- **Information provided**:
☆ ☆ ☆ ☆

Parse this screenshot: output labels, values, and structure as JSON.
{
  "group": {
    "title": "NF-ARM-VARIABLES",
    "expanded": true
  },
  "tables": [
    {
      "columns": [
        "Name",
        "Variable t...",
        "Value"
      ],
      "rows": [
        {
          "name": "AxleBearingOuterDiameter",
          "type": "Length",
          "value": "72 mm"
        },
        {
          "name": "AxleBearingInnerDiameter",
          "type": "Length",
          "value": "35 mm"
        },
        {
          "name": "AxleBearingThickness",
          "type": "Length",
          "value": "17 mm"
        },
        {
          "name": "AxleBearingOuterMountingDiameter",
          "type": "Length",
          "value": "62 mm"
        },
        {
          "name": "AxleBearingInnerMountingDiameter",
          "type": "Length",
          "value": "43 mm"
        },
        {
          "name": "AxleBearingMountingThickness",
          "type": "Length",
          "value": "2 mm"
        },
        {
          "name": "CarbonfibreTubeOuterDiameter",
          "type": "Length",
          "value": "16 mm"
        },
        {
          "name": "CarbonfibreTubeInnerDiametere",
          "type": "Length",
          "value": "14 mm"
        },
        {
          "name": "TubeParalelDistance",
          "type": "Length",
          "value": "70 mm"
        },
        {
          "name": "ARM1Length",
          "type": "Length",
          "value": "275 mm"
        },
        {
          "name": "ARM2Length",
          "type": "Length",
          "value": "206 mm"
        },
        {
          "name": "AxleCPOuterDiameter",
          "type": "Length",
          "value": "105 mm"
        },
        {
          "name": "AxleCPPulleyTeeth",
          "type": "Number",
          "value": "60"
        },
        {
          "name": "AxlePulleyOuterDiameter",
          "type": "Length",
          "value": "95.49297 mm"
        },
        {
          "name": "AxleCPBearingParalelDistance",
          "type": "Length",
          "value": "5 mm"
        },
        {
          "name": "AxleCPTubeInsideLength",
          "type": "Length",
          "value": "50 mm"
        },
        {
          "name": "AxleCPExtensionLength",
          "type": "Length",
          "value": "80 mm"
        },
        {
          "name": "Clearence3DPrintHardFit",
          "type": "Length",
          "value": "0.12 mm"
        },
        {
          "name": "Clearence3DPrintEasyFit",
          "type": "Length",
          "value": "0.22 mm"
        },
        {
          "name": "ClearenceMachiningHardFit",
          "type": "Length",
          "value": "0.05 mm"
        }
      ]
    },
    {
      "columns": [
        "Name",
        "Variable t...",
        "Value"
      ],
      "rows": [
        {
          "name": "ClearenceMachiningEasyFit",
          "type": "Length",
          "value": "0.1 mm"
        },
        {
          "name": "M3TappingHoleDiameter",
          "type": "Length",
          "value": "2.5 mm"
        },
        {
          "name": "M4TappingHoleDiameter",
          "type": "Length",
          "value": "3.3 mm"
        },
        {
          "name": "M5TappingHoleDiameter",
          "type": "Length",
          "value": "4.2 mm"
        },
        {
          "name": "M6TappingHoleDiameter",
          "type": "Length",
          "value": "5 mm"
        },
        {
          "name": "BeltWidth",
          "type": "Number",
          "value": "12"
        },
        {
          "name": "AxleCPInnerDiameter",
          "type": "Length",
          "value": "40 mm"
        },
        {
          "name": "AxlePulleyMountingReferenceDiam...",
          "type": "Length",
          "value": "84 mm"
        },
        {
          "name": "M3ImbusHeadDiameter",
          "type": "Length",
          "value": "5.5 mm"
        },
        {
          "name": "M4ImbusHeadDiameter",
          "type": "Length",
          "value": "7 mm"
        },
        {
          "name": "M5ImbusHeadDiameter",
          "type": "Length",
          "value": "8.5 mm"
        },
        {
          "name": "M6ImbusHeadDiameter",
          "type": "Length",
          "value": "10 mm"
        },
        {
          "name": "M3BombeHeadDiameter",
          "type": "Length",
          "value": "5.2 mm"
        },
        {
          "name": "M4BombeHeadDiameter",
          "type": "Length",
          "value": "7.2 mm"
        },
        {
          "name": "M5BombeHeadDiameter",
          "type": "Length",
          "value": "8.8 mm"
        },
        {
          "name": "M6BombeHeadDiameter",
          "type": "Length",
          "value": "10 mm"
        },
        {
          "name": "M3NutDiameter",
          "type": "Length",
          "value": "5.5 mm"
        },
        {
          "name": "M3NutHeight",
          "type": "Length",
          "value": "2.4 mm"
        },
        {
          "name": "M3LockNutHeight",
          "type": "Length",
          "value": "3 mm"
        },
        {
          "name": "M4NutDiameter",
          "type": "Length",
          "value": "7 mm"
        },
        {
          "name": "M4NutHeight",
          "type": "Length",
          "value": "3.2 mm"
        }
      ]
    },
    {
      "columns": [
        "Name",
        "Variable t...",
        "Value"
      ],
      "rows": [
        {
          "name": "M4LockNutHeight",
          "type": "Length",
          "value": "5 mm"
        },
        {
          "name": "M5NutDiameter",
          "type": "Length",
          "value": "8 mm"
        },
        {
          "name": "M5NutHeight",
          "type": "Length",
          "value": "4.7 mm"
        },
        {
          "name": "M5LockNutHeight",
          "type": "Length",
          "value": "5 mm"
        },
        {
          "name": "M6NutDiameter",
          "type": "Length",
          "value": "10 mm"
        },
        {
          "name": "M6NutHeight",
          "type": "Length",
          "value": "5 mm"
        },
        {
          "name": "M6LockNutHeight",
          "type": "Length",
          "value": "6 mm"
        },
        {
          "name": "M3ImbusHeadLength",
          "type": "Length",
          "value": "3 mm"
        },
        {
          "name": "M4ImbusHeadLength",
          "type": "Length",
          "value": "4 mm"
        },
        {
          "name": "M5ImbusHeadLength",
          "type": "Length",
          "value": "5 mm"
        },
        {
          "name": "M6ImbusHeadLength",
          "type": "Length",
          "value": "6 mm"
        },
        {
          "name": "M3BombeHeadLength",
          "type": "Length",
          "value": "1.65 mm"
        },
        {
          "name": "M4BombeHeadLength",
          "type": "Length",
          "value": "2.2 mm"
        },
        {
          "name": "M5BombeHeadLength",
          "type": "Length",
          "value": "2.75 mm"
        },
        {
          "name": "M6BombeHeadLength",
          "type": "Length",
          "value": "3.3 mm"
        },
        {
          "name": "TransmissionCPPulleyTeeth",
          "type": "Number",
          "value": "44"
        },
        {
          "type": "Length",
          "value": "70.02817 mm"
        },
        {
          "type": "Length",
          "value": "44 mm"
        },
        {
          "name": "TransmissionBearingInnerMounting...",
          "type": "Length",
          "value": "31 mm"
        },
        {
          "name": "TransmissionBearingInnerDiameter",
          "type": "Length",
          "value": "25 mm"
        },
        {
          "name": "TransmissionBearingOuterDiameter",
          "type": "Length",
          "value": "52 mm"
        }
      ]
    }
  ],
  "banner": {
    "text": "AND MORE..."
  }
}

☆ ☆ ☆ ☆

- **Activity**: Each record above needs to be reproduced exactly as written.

- **Task solution**:
Parse this screenshot: output labels, values, and structure as JSON.
{
  "group": {
    "title": "NF-ARM-VARIABLES",
    "expanded": true
  },
  "tables": [
    {
      "columns": [
        "Name",
        "Variable t...",
        "Value"
      ],
      "rows": [
        {
          "name": "AxleBearingOuterDiameter",
          "type": "Length",
          "value": "72 mm"
        },
        {
          "name": "AxleBearingInnerDiameter",
          "type": "Length",
          "value": "35 mm"
        },
        {
          "name": "AxleBearingThickness",
          "type": "Length",
          "value": "17 mm"
        },
        {
          "name": "AxleBearingOuterMountingDiameter",
          "type": "Length",
          "value": "62 mm"
        },
        {
          "name": "AxleBearingInnerMountingDiameter",
          "type": "Length",
          "value": "43 mm"
        },
        {
          "name": "AxleBearingMountingThickness",
          "type": "Length",
          "value": "2 mm"
        },
        {
          "name": "CarbonfibreTubeOuterDiameter",
          "type": "Length",
          "value": "16 mm"
        },
        {
          "name": "CarbonfibreTubeInnerDiametere",
          "type": "Length",
          "value": "14 mm"
        },
        {
          "name": "TubeParalelDistance",
          "type": "Length",
          "value": "70 mm"
        },
        {
          "name": "ARM1Length",
          "type": "Length",
          "value": "275 mm"
        },
        {
          "name": "ARM2Length",
          "type": "Length",
          "value": "206 mm"
        },
        {
          "name": "AxleCPOuterDiameter",
          "type": "Length",
          "value": "105 mm"
        },
        {
          "name": "AxleCPPulleyTeeth",
          "type": "Number",
          "value": "60"
        },
        {
          "name": "AxlePulleyOuterDiameter",
          "type": "Length",
          "value": "95.49297 mm"
        },
        {
          "name": "AxleCPBearingParalelDistance",
          "type": "Length",
          "value": "5 mm"
        },
        {
          "name": "AxleCPTubeInsideLength",
          "type": "Length",
          "value": "50 mm"
        },
        {
          "name": "AxleCPExtensionLength",
          "type": "Length",
          "value": "80 mm"
        },
        {
          "name": "Clearence3DPrintHardFit",
          "type": "Length",
          "value": "0.12 mm"
        },
        {
          "name": "Clearence3DPrintEasyFit",
          "type": "Length",
          "value": "0.22 mm"
        },
        {
          "name": "ClearenceMachiningHardFit",
          "type": "Length",
          "value": "0.05 mm"
        }
      ]
    },
    {
      "columns": [
        "Name",
        "Variable t...",
        "Value"
      ],
      "rows": [
        {
          "name": "ClearenceMachiningEasyFit",
          "type": "Length",
          "value": "0.1 mm"
        },
        {
          "name": "M3TappingHoleDiameter",
          "type": "Length",
          "value": "2.5 mm"
        },
        {
          "name": "M4TappingHoleDiameter",
          "type": "Length",
          "value": "3.3 mm"
        },
        {
          "name": "M5TappingHoleDiameter",
          "type": "Length",
          "value": "4.2 mm"
        },
        {
          "name": "M6TappingHoleDiameter",
          "type": "Length",
          "value": "5 mm"
        },
        {
          "name": "BeltWidth",
          "type": "Number",
          "value": "12"
        },
        {
          "name": "AxleCPInnerDiameter",
          "type": "Length",
          "value": "40 mm"
        },
        {
          "name": "AxlePulleyMountingReferenceDiam...",
          "type": "Length",
          "value": "84 mm"
        },
        {
          "name": "M3ImbusHeadDiameter",
          "type": "Length",
          "value": "5.5 mm"
        },
        {
          "name": "M4ImbusHeadDiameter",
          "type": "Length",
          "value": "7 mm"
        },
        {
          "name": "M5ImbusHeadDiameter",
          "type": "Length",
          "value": "8.5 mm"
        },
        {
          "name": "M6ImbusHeadDiameter",
          "type": "Length",
          "value": "10 mm"
        },
        {
          "name": "M3BombeHeadDiameter",
          "type": "Length",
          "value": "5.2 mm"
        },
        {
          "name": "M4BombeHeadDiameter",
          "type": "Length",
          "value": "7.2 mm"
        },
        {
          "name": "M5BombeHeadDiameter",
          "type": "Length",
          "value": "8.8 mm"
        },
        {
          "name": "M6BombeHeadDiameter",
          "type": "Length",
          "value": "10 mm"
        },
        {
          "name": "M3NutDiameter",
          "type": "Length",
          "value": "5.5 mm"
        },
        {
          "name": "M3NutHeight",
          "type": "Length",
          "value": "2.4 mm"
        },
        {
          "name": "M3LockNutHeight",
          "type": "Length",
          "value": "3 mm"
        },
        {
          "name": "M4NutDiameter",
          "type": "Length",
          "value": "7 mm"
        },
        {
          "name": "M4NutHeight",
          "type": "Length",
          "value": "3.2 mm"
        }
      ]
    },
    {
      "columns": [
        "Name",
        "Variable t...",
        "Value"
      ],
      "rows": [
        {
          "name": "M4LockNutHeight",
          "type": "Length",
          "value": "5 mm"
        },
        {
          "name": "M5NutDiameter",
          "type": "Length",
          "value": "8 mm"
        },
        {
          "name": "M5NutHeight",
          "type": "Length",
          "value": "4.7 mm"
        },
        {
          "name": "M5LockNutHeight",
          "type": "Length",
          "value": "5 mm"
        },
        {
          "name": "M6NutDiameter",
          "type": "Length",
          "value": "10 mm"
        },
        {
          "name": "M6NutHeight",
          "type": "Length",
          "value": "5 mm"
        },
        {
          "name": "M6LockNutHeight",
          "type": "Length",
          "value": "6 mm"
        },
        {
          "name": "M3ImbusHeadLength",
          "type": "Length",
          "value": "3 mm"
        },
        {
          "name": "M4ImbusHeadLength",
          "type": "Length",
          "value": "4 mm"
        },
        {
          "name": "M5ImbusHeadLength",
          "type": "Length",
          "value": "5 mm"
        },
        {
          "name": "M6ImbusHeadLength",
          "type": "Length",
          "value": "6 mm"
        },
        {
          "name": "M3BombeHeadLength",
          "type": "Length",
          "value": "1.65 mm"
        },
        {
          "name": "M4BombeHeadLength",
          "type": "Length",
          "value": "2.2 mm"
        },
        {
          "name": "M5BombeHeadLength",
          "type": "Length",
          "value": "2.75 mm"
        },
        {
          "name": "M6BombeHeadLength",
          "type": "Length",
          "value": "3.3 mm"
        },
        {
          "name": "TransmissionCPPulleyTeeth",
          "type": "Number",
          "value": "44"
        },
        {
          "type": "Length",
          "value": "70.02817 mm"
        },
        {
          "type": "Length",
          "value": "44 mm"
        },
        {
          "name": "TransmissionBearingInnerMounting...",
          "type": "Length",
          "value": "31 mm"
        },
        {
          "name": "TransmissionBearingInnerDiameter",
          "type": "Length",
          "value": "25 mm"
        },
        {
          "name": "TransmissionBearingOuterDiameter",
          "type": "Length",
          "value": "52 mm"
        }
      ]
    }
  ],
  "banner": {
    "text": "AND MORE..."
  }
}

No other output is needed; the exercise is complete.